    Example \(\PageIndex{4}\): Chlorine atoms

    Are chlorine atoms paramagnetic or diamagnetic?

    Step 1: Find the electron configuration

    For Cl atoms, the electron configuration is 3s23p5

    Step 2: Draw the valence orbitals

    Ignore the core electrons and focus on the valence electrons only.

    Siagrram showing that the 3 s orbital is full and the 3 p orbital has two electron pairs and one unpaired electron.

    Step 3: Look for unpaired electrons

    There is one unpaired electron.

    Step 4: Determine whether the substance is paramagnetic or diamagnetic

    Since there is an unpaired electron, Cl atoms are paramagnetic (but is quite weak).

    Example 2: Zinc Atoms

    Step 1: Find the electron configuration

    For Zn atoms, the electron configuration is 4s23d10

    Step 2: Draw the valence orbitals

    Diagram showing that the 4 s orbital is full and the 3 d orbitals are full.

    Step 3: Look for unpaired electrons

    There are no unpaired electrons.

    Step 4: Determine whether the substance is paramagnetic or diamagnetic

    Because there are no unpaired electrons, Zn atoms are diamagnetic.


    1. Pettrucci, Ralph H. General Chemistry: Principles and Modern Applications. 9th. Upper Saddle River: Pearson Prentice Hall, 2007
    2. Sherman, Alan, Sharon J. Sherman, and Leonard Russikoff. Basic Concepts of Chemistry Fifth Edition. Boston, MA: Houghton Mifflin Company, 1992. Print.
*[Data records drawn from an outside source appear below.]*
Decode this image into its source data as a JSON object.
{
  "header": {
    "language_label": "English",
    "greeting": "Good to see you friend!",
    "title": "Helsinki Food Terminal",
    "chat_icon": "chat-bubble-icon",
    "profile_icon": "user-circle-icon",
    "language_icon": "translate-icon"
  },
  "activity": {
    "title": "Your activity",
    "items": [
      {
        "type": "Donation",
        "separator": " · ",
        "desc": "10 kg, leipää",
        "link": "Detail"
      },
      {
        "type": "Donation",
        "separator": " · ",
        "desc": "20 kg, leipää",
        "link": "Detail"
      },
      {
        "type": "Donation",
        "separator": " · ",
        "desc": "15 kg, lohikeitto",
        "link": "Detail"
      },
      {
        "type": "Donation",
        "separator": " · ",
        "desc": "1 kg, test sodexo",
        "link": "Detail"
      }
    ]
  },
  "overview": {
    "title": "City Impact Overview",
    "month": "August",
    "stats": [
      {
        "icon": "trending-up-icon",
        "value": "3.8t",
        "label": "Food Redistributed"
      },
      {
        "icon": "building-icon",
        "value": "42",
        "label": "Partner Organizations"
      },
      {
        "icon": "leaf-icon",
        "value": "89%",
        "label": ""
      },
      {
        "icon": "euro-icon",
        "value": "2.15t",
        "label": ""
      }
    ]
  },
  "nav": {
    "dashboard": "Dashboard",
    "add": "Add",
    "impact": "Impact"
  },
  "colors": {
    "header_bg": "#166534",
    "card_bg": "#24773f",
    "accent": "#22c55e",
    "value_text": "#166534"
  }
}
    Contributors and Attributions

    3.10: Color and Magnetism is shared under a CC BY-NC-SA 4.0 license and was authored, remixed, and/or curated by LibreTexts.